My two previous articles described how xattr flags can control whether individual extended attribute (xattr) types are copied in the Finder, and to and from iCloud Drive, and how apps can use them to preserve custom xattrs on documents. What remains is to establish how different types of copying interpret these flags, and how they affect other parts of macOS such as the Finder and, most importantly, Spotlight search.
Jonathan Levin – who of course does know all about these, and has now added a short section about them to volume I of his reference books on Apple’s operating systems – points out that xattr flags only affect copy behaviour under the
copyfile(3) API. That means that copies made using the Finder will respect them, and will strip xattrs where so instructed, but
cp in Terminal doesn’t, and preserves all xattrs regardless of their flags. That can of course be a mixed blessing.
When you’re using custom xattrs, you’re probably not concerned whether other parts of macOS will handle them properly, except perhaps for Spotlight search. Ordinarily, metadata indexing doesn’t include custom xattr content, but it is (I think) possible to write a custom metadata importer to handle them. I don’t know whether such indexing would work with xattr flags, though.
Looking then at Spotlight, I was prepared for problems, but to my amazement metadata indexing of standard xattrs works as normal when they’re flagged.
To test this, I added standard
com.apple.metadata:kMDItem xattrs which are normally indexed by Spotlight, including:

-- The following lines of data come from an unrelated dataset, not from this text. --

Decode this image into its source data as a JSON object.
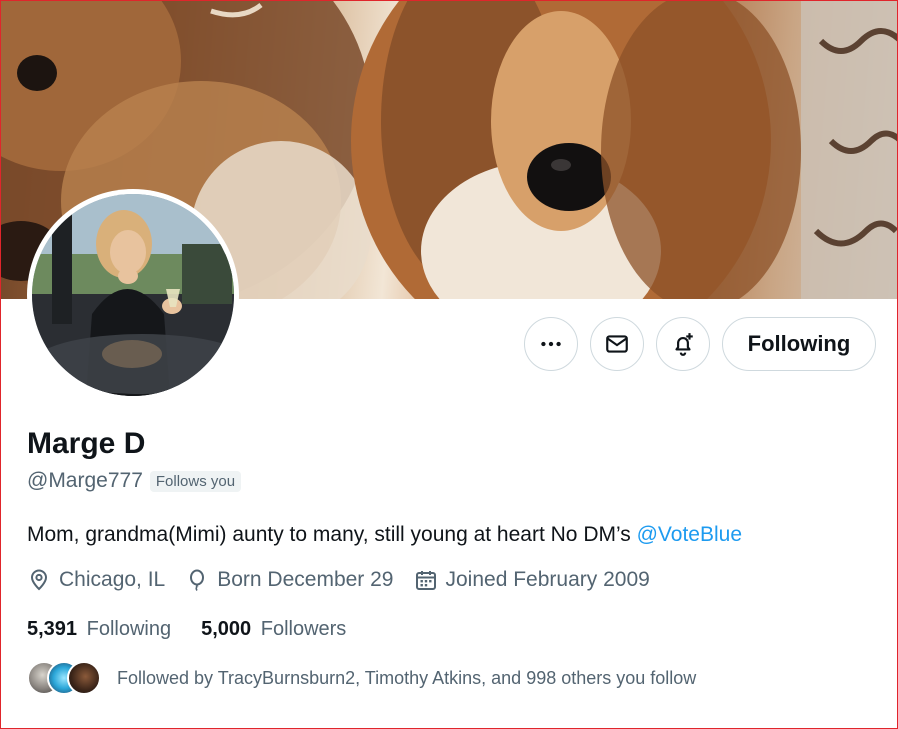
{
  "profile": {
    "name": "Marge D",
    "handle": "@Marge777",
    "follows_you_badge": "Follows you",
    "bio_text": "Mom, grandma(Mimi) aunty to many, still young at heart No DM’s ",
    "bio_mention": "@VoteBlue",
    "location": "Chicago, IL",
    "birthday": "Born December 29",
    "joined": "Joined February 2009",
    "following_count": "5,391",
    "following_label": "Following",
    "followers_count": "5,000",
    "followers_label": "Followers",
    "followed_by_text": "Followed by TracyBurnsburn2, Timothy Atkins, and 998 others you follow"
  },
  "actions": {
    "more_icon": "more-horizontal-icon",
    "message_icon": "envelope-icon",
    "notify_icon": "bell-plus-icon",
    "follow_button_label": "Following"
  },
  "colors": {
    "accent_link": "#1d9bf0",
    "secondary_text": "#536471",
    "primary_text": "#0f1419",
    "border": "#cfd9de",
    "window_border": "#e0252b"
  }
}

These are normally treated as if they have PS flags by macOS, to ensure that they’re preserved during copying and syncing, but not during export. In my original work on xattr preservation, I found that they are preserved during transit through iCloud Drive, so there seems little point in attaching an overriding S flag in practice.
When I then attached the S flag to each of those xattrs, Spotlight was still able to find the content of those flagged xattrs. This demonstrates that metadata indexing is aware of the xattr flag system, and provided that a xattr type is normally indexed for Spotlight, that indexing isn’t disrupted by the presence of the flag.

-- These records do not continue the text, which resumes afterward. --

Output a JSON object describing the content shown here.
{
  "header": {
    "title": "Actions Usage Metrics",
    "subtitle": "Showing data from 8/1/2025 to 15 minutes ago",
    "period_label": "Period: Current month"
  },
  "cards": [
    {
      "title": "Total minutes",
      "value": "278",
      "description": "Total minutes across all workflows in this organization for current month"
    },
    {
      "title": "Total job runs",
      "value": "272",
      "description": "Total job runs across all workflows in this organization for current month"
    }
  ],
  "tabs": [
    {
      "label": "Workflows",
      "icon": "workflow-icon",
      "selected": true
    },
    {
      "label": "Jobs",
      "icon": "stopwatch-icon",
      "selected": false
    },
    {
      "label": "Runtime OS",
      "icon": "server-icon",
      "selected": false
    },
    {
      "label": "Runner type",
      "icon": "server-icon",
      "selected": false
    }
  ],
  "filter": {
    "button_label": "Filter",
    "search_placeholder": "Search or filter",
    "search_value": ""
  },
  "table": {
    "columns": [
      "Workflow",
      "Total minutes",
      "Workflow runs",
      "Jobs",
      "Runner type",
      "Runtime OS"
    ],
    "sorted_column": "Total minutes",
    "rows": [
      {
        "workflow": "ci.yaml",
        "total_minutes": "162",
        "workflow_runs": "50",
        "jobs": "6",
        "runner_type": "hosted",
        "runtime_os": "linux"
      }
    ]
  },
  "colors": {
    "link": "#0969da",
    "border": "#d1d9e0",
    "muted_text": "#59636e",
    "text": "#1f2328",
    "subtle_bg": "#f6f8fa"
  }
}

However, the Finder is an exception to this. Some of the
com.apple.metadata:kMDItem xattrs are now displayed in the Finder’s Get Info dialog. Adding an S flag to those xattrs renders them inaccessible to the Finder, which clearly isn’t aware of the xattr flag system, and sees them as having different names rather than flags.

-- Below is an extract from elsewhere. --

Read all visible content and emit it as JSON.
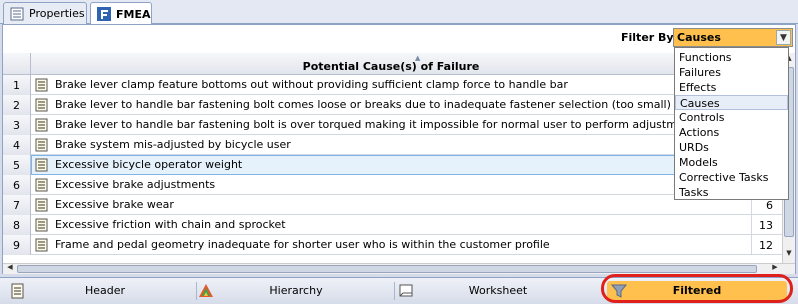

So to summarise:
- Using xattr flags, apps can readily preserve private file metadata which transits through iCloud Drive. The biggest problem here is that xattr type names aren’t handled transparently by functions such as
getxattr(), and it’s up to each app to handle them appropriately.
- Xattr flags will affect copying files using the Finder and other methods reliant on the
copyfile(3)API, but Terminal’s
cpnormally copies all xattrs regardless of flags.
com.apple.metadata:kMDItemxattrs are treated by default as if they already have PS flags, and are preserved during transit through iCloud Drive.
- Spotlight metadata indexing does appear to take the use of xattr flags into account, and still indexes xattrs with flags correctly.
- The Finder’s Get Info dialog doesn’t handle xattr flags correctly; setting flags on a xattr type normally displayed by the Finder will render it inaccessible.
I hope those help you decide whether and how to use xattr flags.